The leaders are expected to issue a Toronto Summit Declaration or Communique. Ms Rao pointed out that the G20, in its previous Summit meetings and the meetings of the Finance Ministers, had tried to evolve a common understanding on the causes of the global financial and economic crisis, a reaffirmation of commitment to financial and economic stability and growth, to evolve common principles for reforming the financial markets, and launching of the national plans for information.

Ms Rao said the last G20 Summit in Pittsburgh had designated the grouping as the premier forum for international economic cooperation and had noted the success achieved in tackling the international financial and economic crisis by prompt and effective measures. It had mandated a framework for strong, sustainable and balanced growth in the 21st century through sound macro-economic policies; emphasised the need for sustained strong policy responses to growth until a durable recovery was secured; and to avoid any premature withdrawal of stimulus while preparing for coordinated exit strategies. It had called for implementing regulatory measures governing banks, financial institutions, capital markets, compensation standards, risk taking, over- the- counter (OTC) derivatives, credit rating agencies, hedge funds, non-cooperative jurisdictions, as well as, reiterated the fight against protectionism and all its forms. It was also decided to hold a Summit at Toronto and thereafter at Seoul, and to have Annual Summits thereafter starting with France in 2011.

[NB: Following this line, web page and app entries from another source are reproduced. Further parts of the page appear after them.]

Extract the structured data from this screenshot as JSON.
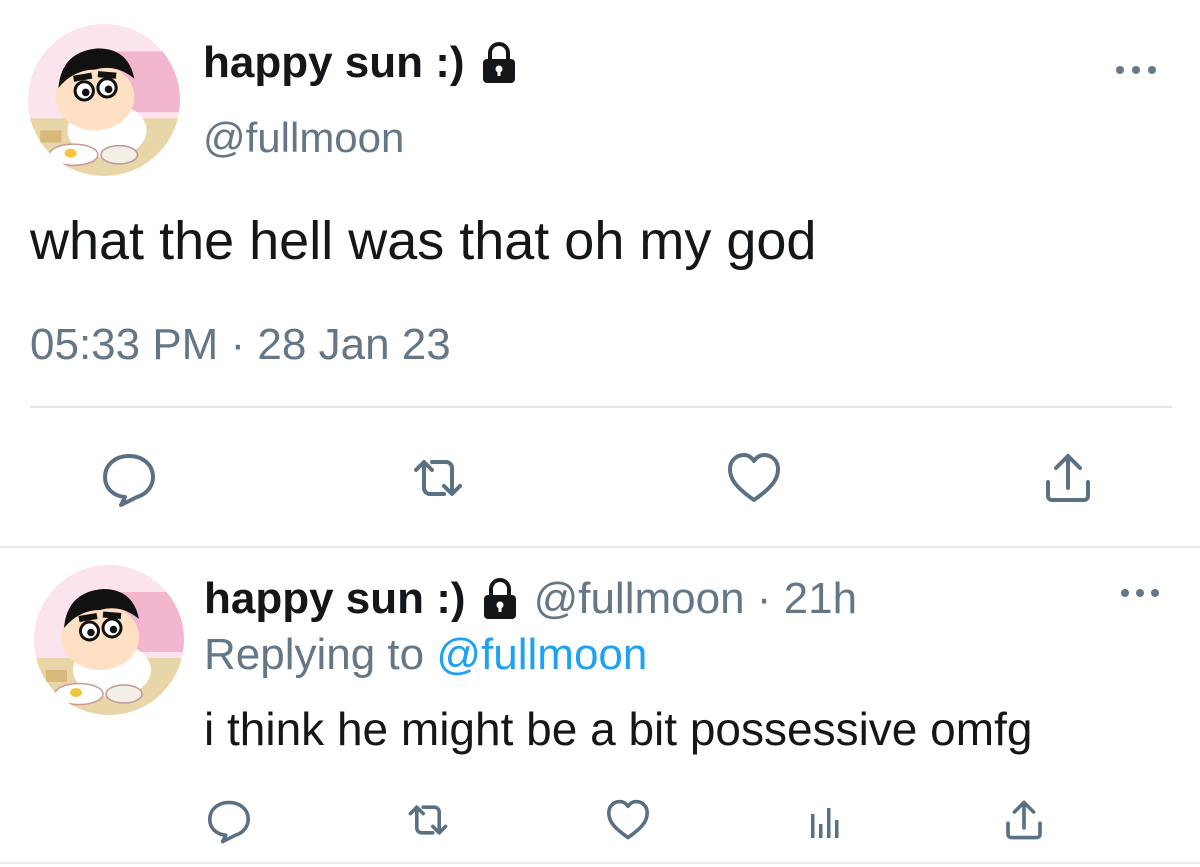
{
  "main_tweet": {
    "display_name": "happy sun :)",
    "handle": "@fullmoon",
    "text": "what the hell was that oh my god",
    "timestamp": "05:33 PM · 28 Jan 23",
    "avatar_icon": "cartoon-boy-avatar",
    "locked_icon": "lock-icon",
    "more_icon": "more-dots-icon",
    "actions": [
      "reply-icon",
      "retweet-icon",
      "like-icon",
      "share-icon"
    ]
  },
  "reply_tweet": {
    "display_name": "happy sun :)",
    "handle_time": "@fullmoon · 21h",
    "replying_prefix": "Replying to",
    "replying_mention": "@fullmoon",
    "text": "i think he might be a bit possessive omfg",
    "avatar_icon": "cartoon-boy-avatar",
    "locked_icon": "lock-icon",
    "more_icon": "more-dots-icon",
    "actions": [
      "reply-icon",
      "retweet-icon",
      "like-icon",
      "stats-icon",
      "share-icon"
    ]
  },
  "colors": {
    "text_primary": "#14171a",
    "text_secondary": "#657786",
    "accent": "#1da1f2",
    "icon": "#5b7083",
    "divider": "#e1e8ed"
  }
}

The G20 brings together Argentina, Australia, Brazil, Canada, China, the European Union,  France, Germany, India, Indonesia, Italy, Japan, Mexico, Russia, Saudi Arabia, South Africa, South Korea, Turkey, the United Kingdom and the United States.

Mr Vivek Katju, Secretary (West) in the Ministry of External Affairs, said Dr Singh's discussions with Mr Harper would give a fresh impetus to the bilateral relationship between India and Canada.

"The two countries have been engaged, over the past few years, in enhancing the substance of the bilateral relationship in areas that can directly contribute to the welfare of the people. Thus, there has been a focus on economic and commercial cooperation and cooperation in the field of science, technology, innovation, education, health and agriculture among others," he said.

Mr Katju said the visit of Mr Harper to India in November last year had imparted a new momentum to cooperation in these areas.

He said the agreement on cooperation in civil nuclear energy under discussion between the two countries covered the areas of research, of development of nuclear energy applications in the field of agriculture, healthcare industry and environment, in cooperation in the field of nuclear waste management, nuclear safety, radiation safety, and environmental protection, and so on.

In reply to a question, he said the two countries were cooperating in the field of counter-terrorism. He said there was a regular structured dialogue between the two countries in this area and discussions are held on a periodic basis. There is also continuing cooperation between the two sides in this regard, he added.